Absolutely, I often talk to people that are looking at the becoming epidemiologists and I make sure they understand the reality of what that means and that we do a lot of data work and there's a lot of data analysis involved in that. But if someone was already on the path and doing a masters of Public Health in epidemiology. I would say determine what you are passionate about and what you were going to want to go to work everyday to address and really take every opportunity in that field to learn about and become a subject matter aspect of the epidemiology or that aspect public health. Take any internship in the field, take any class you can. Find the experts and connect with them and just make yourself a subject matter expert in the field where you be a subject matter expert.


I know that there were some states where it was not clear how many people died from an opioid overdose because it is not always attributed to opioids, I think there is a similar case or situation in Rhode Island as there is not always a clear standpoint on how many deaths were actually due to that.


We are fairly comfortable with our number and feeling like we are correctly identifying overdose deaths. Here again, we're a small state, but we have a really fantastic medical examiner and the team that often do the full investigations and do autopsies on these overdose deaths. And we feel very comfortable that when we worked with the medical examiner and we get their numbers from the toxicology report during the investigation, that is the correct number of us here in Rhode Island. We do know other states have different medical examiner or the coroner's office had to rely more on death certificates. We worked very closely with our medical examiner, so we're very comfortable in our numbers.


I think that is all the questions that I have. Are there any additional thoughts or ideas that you would like to share?


No, I just want to thank you for inviting me to be on this. This is really great to share what we're doing here and also to be able to share a little bit about the story of my friend who recently passed. It affected my view on the epidemic.

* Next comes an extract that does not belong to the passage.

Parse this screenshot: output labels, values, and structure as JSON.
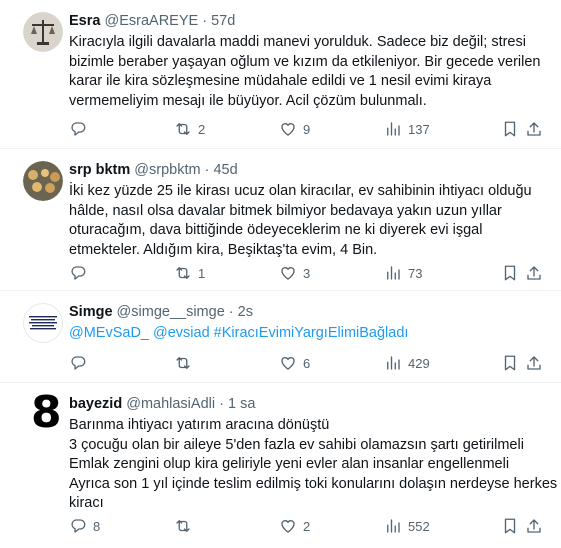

I can imagine. It’s all about economic costs of the crises and overdose death without the intangible effects of families and friends who have been lost to the crisis and that also takes such a toll on the public.


That’s right. I would say at this point it would be pretty hard to find someone who hadn’t had a personal connection to this epidemic in one way or another, which is a sad state of where the epidemic is.


Definitely, thank you so much for providing such a great review on the state of Rhode Island and everything that is done to alleviate the crisis. This has been a very informative interview and I appreciate it.


Thank you Jamal and thank you for having me.


Thank you, and we will be in touch with our next steps in regards, to all our transcripts prepared. I will send it to you guys if you want to make any edits.


Wonderful, thank you so much. Have a great weekend.